The COVID-19 crisis has laid bare the fragility of Hawai‘i’s economy. “Whether it’s the tourists that generate our money or the cargo ships that bring in our supplies, we saw that they were heavily impacted by the pandemic,” Dyson shared. One of the aims of the Aloha+ Challenge is to increase economic opportunities and support an entrepreneurial ecosystem that strengthens Hawai‘i’s natural environment, culture and community. Although COVID-19 currently impacts this goal, Dyson believes that “when times get tough, we get tougher.”

That is the exact aim of Virtual Volunteer Week Hawaiʻi. An initiative focused on volunteer action and community engagement to counter the COVID-19 crisis, Volunteer Week calls on all of Hawai‘i’s residents to lend their time through individual action to proactively address risks and ensure sustainability across all sectors of society.

As a final thought, Dyson urges his community to take up individual and systematic changes to help Hawai‘i’s economy through the massive health crisis. Whether that be by using reusable utensils or increasing the availability of local products, he knows that “together, as one big family, [Hawai‘i] can create local, community-based solutions.”

To learn more about Virtual Volunteer Week Hawai’i and get involved, visit

“I want Hawaiʻi to emerge from this crisis with a new perspective. How can we extend our definition of the ‘spirit of aloha’?”

– Kiana Dulan

Leeward Community College

A current student of Leeward Community College, Kiana Dulan, volunteers her time as an intern for the Mālama Loko Ea Foundation. Kiana is involved with this cause because she believes Hawaiʻi must utilize more local food sources to increase the security of Hawaiʻi’s food system.

“If you haven’t noticed, we are on a tiny island. We depend on shipments of food and supplies coming in from the outside. It’s stressful knowing that if all shipments were to cease, we won’t be able to supply food for everyone on the island,” Kiana explains.  

In Hawai’i, there is between a five to seven-day supply of food at any given time, with an estimated 90% of total food imported. Overfishing and commercial bycatch also harm the environment, exhausting natural resources and disrupting the ecological balance of ocean ecosystems.

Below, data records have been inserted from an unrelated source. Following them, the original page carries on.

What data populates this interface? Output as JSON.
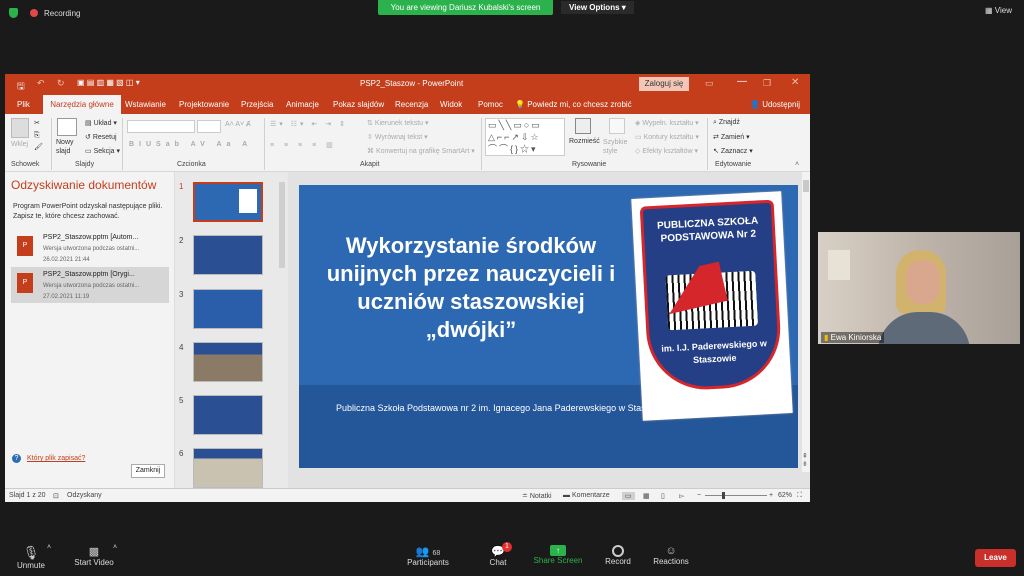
{
  "zoom": {
    "recording": "Recording",
    "viewing_banner": "You are viewing Dariusz Kubalski's screen",
    "view_options": "View Options",
    "view": "View",
    "participant_name": "Ewa Kiniorska",
    "toolbar": {
      "unmute": "Unmute",
      "start_video": "Start Video",
      "participants": "Participants",
      "participants_count": "68",
      "chat": "Chat",
      "chat_badge": "1",
      "share_screen": "Share Screen",
      "record": "Record",
      "reactions": "Reactions",
      "leave": "Leave"
    },
    "colors": {
      "green": "#2bb24c",
      "leave": "#c9302c",
      "share": "#2bb24c"
    }
  },
  "ppt": {
    "title": "PSP2_Staszow  -  PowerPoint",
    "signin": "Zaloguj się",
    "tabs": [
      "Plik",
      "Narzędzia główne",
      "Wstawianie",
      "Projektowanie",
      "Przejścia",
      "Animacje",
      "Pokaz slajdów",
      "Recenzja",
      "Widok",
      "Pomoc"
    ],
    "tellme": "Powiedz mi, co chcesz zrobić",
    "share": "Udostępnij",
    "ribbon": {
      "groups": [
        "Schowek",
        "Slajdy",
        "Czcionka",
        "Akapit",
        "Rysowanie",
        "Edytowanie"
      ],
      "wklej": "Wklej",
      "nowy_slajd": "Nowy slajd",
      "uklad": "Układ",
      "resetuj": "Resetuj",
      "sekcja": "Sekcja",
      "kierunek": "Kierunek tekstu",
      "wyrownaj": "Wyrównaj tekst",
      "smartart": "Konwertuj na grafikę SmartArt",
      "rozmiesc": "Rozmieść",
      "style": "Szybkie style",
      "wypeln": "Wypełn. kształtu",
      "kontury": "Kontury kształtu",
      "efekty": "Efekty kształtów",
      "znajdz": "Znajdź",
      "zamien": "Zamień",
      "zaznacz": "Zaznacz"
    },
    "recovery": {
      "title": "Odzyskiwanie dokumentów",
      "desc": "Program PowerPoint odzyskał następujące pliki. Zapisz te, które chcesz zachować.",
      "files": [
        {
          "name": "PSP2_Staszow.pptm  [Autom...",
          "desc": "Wersja utworzona podczas ostatni...",
          "date": "26.02.2021 21:44"
        },
        {
          "name": "PSP2_Staszow.pptm  [Orygi...",
          "desc": "Wersja utworzona podczas ostatni...",
          "date": "27.02.2021 11:19"
        }
      ],
      "help": "Który plik zapisać?",
      "close": "Zamknij"
    },
    "thumb_numbers": [
      "1",
      "2",
      "3",
      "4",
      "5",
      "6"
    ],
    "slide": {
      "title": "Wykorzystanie środków unijnych przez nauczycieli i uczniów staszowskiej „dwójki”",
      "subtitle": "Publiczna Szkoła Podstawowa nr 2 im. Ignacego Jana Paderewskiego w Staszowie",
      "logo_top": "PUBLICZNA SZKOŁA PODSTAWOWA Nr 2",
      "logo_bottom": "im. I.J. Paderewskiego w Staszowie"
    },
    "status": {
      "slide": "Slajd 1 z 20",
      "recovered": "Odzyskany",
      "notes": "Notatki",
      "comments": "Komentarze",
      "zoom": "62%"
    }
  }
}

As an intern, Kiana assists in maintaining, restoring and educating people about the importance of the ancient Hawaiian Loko Ea Fishpond. This rich cultural and natural resource provides knowledge of land stewardship and traditional Hawaiian practices to community members, while also increasing local food options. “Thankfully, there are organizations providing resources for the local community, and Loko Ea supplies another avenue for those who crave fish,” says Kiana.

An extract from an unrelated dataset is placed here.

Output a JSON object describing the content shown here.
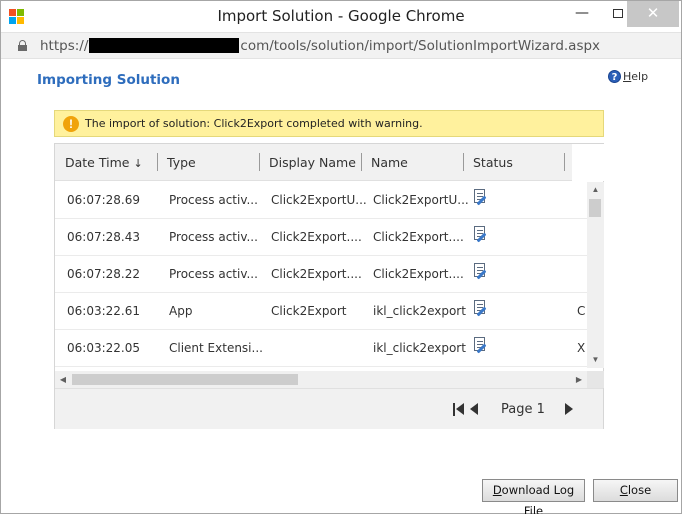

The Aloha+ Challenge aims to double local food production by 2030. Achieving this goal will support benefits beyond food security, including: food and agriculture-related jobs and business, lowered costs and prices of local food, increased environmental conservation, and restoration of traditional Hawai‘i land and seascapes.

Virtual Volunteer Week Hawaiʻi starts April 19th to April 25th, with the Aloha+ Challenge as a thematic focus for volunteer action. Through the Aloha+ Challenge, volunteers’ individual action will collectively help Hawaiʻi to increase sustainability across sectors.

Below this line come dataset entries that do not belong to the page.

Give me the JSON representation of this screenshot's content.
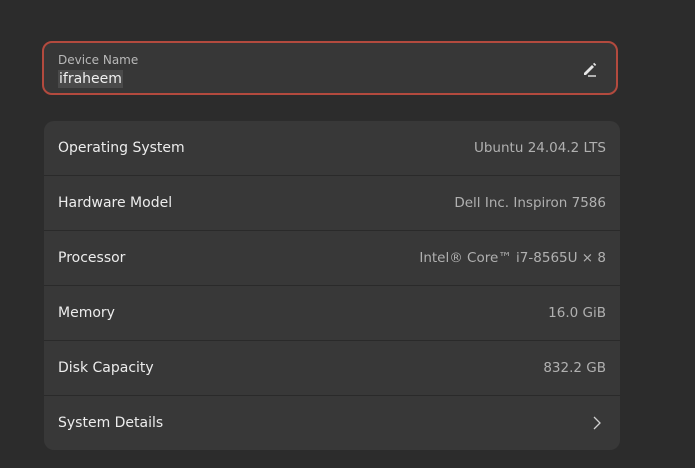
{
  "device_name": {
    "caption": "Device Name",
    "value": "ifraheem",
    "edit_icon": "pencil-edit-icon"
  },
  "info": {
    "rows": [
      {
        "label": "Operating System",
        "value": "Ubuntu 24.04.2 LTS"
      },
      {
        "label": "Hardware Model",
        "value": "Dell Inc. Inspiron 7586"
      },
      {
        "label": "Processor",
        "value": "Intel® Core™ i7-8565U × 8"
      },
      {
        "label": "Memory",
        "value": "16.0 GiB"
      },
      {
        "label": "Disk Capacity",
        "value": "832.2 GB"
      }
    ],
    "details": {
      "label": "System Details",
      "icon": "chevron-right-icon"
    }
  },
  "colors": {
    "background": "#2c2c2c",
    "card": "#383838",
    "focus_border": "#b34a3e"
  }
}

When asked about her contributions to the local community and the importance for others to volunteer, Kiana suggests:

I’m just doing my part to push Hawai‘i in a more sustainable direction. It doesn’t have to specifically be food sustainability for you! Whether it may be through beach clean-ups, invasive species removal in the Koʻolaus, or legislative action, we can all work towards the betterment of Hawaiʻi nei.”

With Hawaiʻi alongside the rest of the world in facing unprecedented challenges from COVID-19, coming together to protect and care for our communities is critical to grow stronger and remain resilient against disruptions both now and in the future.

Visualizing a post-COVID-19 Hawaiʻi, Kiana leaves us with this final thought:

I want Hawaiʻi to emerge from this crisis with a new perspective. Re-evaluate what the ‘spirit of aloha’ means. After the quarantine, we’ll go back to hugs and such, but how can we extend our definition of the ‘spirit of aloha?”

To learn more about Virtual Volunteer Week Hawai’i and get involved, visit